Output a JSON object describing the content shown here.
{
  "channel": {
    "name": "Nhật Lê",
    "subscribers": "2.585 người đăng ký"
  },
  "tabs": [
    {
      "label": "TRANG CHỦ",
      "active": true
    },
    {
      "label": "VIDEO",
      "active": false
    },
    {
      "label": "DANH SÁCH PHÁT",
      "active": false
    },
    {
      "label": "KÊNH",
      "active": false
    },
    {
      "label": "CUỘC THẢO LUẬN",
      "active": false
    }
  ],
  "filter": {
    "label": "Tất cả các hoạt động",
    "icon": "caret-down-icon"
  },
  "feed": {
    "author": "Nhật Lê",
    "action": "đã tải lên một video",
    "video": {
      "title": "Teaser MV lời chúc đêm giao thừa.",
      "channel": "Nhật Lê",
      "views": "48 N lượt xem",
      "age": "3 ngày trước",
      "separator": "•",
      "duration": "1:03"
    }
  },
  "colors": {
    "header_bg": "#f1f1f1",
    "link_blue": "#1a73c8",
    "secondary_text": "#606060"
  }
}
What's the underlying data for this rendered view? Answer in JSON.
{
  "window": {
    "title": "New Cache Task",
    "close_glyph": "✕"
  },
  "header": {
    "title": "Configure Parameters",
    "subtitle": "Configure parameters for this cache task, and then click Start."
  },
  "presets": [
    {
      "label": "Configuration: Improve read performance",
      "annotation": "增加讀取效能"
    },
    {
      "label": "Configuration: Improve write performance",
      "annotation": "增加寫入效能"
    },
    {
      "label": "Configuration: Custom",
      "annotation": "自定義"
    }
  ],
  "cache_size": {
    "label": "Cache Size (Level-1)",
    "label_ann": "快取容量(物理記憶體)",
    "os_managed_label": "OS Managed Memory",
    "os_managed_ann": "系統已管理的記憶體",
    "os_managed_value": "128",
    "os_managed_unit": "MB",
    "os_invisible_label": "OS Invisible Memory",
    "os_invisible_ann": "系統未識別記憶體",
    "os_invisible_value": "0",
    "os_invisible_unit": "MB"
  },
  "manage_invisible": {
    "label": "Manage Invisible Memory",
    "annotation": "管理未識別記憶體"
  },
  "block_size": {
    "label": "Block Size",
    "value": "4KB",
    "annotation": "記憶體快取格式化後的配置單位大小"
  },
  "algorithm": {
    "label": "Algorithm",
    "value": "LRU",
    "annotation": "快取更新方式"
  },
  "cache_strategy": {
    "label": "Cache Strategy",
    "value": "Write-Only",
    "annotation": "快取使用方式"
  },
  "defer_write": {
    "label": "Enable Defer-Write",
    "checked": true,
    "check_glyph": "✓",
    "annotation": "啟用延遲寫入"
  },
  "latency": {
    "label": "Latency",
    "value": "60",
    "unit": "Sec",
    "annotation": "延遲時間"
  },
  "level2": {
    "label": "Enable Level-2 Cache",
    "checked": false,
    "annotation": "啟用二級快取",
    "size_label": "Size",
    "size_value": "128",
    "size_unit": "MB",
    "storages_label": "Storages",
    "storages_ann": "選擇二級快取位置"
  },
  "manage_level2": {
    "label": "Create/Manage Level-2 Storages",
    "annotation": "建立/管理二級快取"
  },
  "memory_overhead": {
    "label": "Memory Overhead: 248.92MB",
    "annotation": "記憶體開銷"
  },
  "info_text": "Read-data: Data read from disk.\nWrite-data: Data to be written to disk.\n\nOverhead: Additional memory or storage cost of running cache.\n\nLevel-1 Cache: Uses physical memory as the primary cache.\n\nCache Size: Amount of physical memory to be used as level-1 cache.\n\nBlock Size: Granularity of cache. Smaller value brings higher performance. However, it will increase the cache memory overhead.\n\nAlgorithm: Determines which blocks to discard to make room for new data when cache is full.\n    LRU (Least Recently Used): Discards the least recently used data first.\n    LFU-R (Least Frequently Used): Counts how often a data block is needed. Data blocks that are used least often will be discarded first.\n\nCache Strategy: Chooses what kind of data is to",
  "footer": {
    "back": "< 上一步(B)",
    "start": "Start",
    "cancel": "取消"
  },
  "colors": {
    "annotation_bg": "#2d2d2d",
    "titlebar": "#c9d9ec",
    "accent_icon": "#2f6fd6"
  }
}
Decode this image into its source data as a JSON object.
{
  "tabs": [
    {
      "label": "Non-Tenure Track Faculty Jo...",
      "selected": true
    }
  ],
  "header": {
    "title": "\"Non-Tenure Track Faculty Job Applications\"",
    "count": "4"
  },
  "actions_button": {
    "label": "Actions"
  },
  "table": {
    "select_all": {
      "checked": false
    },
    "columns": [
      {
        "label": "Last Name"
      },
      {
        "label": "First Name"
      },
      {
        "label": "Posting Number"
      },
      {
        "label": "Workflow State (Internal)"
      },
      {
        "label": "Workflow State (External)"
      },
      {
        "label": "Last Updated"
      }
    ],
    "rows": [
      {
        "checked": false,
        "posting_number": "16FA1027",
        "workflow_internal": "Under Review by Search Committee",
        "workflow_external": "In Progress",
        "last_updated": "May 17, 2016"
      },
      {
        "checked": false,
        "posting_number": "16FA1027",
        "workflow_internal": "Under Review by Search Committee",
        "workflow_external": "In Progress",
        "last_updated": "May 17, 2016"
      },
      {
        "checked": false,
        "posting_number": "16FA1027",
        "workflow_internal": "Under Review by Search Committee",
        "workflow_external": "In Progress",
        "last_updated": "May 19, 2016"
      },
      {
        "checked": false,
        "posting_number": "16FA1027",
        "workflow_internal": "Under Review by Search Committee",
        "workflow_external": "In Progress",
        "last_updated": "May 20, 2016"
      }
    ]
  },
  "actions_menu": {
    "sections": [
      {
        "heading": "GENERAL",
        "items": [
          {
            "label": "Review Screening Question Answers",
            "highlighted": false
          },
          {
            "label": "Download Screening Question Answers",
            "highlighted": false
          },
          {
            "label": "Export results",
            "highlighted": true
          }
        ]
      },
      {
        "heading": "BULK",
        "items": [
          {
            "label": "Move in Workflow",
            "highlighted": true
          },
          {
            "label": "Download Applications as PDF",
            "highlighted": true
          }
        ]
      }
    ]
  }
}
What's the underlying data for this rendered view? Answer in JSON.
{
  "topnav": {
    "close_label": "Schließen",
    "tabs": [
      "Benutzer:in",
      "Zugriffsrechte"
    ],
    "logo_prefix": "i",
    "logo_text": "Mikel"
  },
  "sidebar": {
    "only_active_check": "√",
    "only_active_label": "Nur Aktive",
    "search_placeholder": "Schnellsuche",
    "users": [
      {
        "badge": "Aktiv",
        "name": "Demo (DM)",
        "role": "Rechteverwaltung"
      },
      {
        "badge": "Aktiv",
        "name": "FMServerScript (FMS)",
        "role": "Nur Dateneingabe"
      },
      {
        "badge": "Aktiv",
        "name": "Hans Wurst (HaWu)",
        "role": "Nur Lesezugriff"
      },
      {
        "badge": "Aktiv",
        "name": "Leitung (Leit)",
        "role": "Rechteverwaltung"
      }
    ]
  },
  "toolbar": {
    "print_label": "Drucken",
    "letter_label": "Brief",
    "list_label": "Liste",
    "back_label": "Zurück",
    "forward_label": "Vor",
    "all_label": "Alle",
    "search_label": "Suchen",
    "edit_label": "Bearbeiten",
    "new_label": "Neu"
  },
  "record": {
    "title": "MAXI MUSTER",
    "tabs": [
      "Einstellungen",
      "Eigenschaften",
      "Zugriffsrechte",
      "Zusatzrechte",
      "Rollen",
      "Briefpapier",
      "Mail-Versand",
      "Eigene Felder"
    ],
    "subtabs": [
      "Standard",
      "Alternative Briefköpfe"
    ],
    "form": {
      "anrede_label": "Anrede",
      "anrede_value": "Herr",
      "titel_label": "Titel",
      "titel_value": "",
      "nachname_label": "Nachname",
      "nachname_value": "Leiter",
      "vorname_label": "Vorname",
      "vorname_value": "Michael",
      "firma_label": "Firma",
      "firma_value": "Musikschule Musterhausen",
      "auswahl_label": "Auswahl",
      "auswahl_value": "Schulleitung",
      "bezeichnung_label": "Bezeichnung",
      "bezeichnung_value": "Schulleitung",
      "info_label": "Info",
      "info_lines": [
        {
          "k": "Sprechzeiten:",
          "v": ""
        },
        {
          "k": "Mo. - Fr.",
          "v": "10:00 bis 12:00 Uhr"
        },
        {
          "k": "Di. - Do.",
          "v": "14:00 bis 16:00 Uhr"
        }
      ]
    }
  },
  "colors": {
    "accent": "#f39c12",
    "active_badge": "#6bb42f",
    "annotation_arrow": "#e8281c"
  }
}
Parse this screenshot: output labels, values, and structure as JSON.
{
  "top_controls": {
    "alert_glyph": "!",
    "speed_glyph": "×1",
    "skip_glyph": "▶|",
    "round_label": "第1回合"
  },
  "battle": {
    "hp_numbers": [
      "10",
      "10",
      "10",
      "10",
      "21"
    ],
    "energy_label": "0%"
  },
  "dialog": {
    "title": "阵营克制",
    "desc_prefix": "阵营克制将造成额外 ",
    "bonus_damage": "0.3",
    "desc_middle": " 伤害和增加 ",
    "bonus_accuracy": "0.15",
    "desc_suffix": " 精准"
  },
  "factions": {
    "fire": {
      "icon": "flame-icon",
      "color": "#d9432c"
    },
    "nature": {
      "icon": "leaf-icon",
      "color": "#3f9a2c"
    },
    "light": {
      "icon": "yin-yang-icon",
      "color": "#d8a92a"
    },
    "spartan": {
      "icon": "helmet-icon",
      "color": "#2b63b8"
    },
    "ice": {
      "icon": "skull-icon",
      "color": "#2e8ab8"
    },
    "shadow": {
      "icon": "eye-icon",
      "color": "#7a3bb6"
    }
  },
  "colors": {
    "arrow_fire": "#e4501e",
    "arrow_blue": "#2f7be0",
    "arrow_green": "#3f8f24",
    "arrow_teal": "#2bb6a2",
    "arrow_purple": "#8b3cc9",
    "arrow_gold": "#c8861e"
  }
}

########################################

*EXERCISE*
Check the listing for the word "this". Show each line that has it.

*EXERCISE OUTPUT*
What's the underlying data for this rendered view? Answer in JSON.
    "subtitle": "Configure parameters for this cache task, and then click Start."
Decode this image into its source data as a JSON object.
What's the underlying data for this rendered view? Answer in JSON.
Parse this screenshot: output labels, values, and structure as JSON.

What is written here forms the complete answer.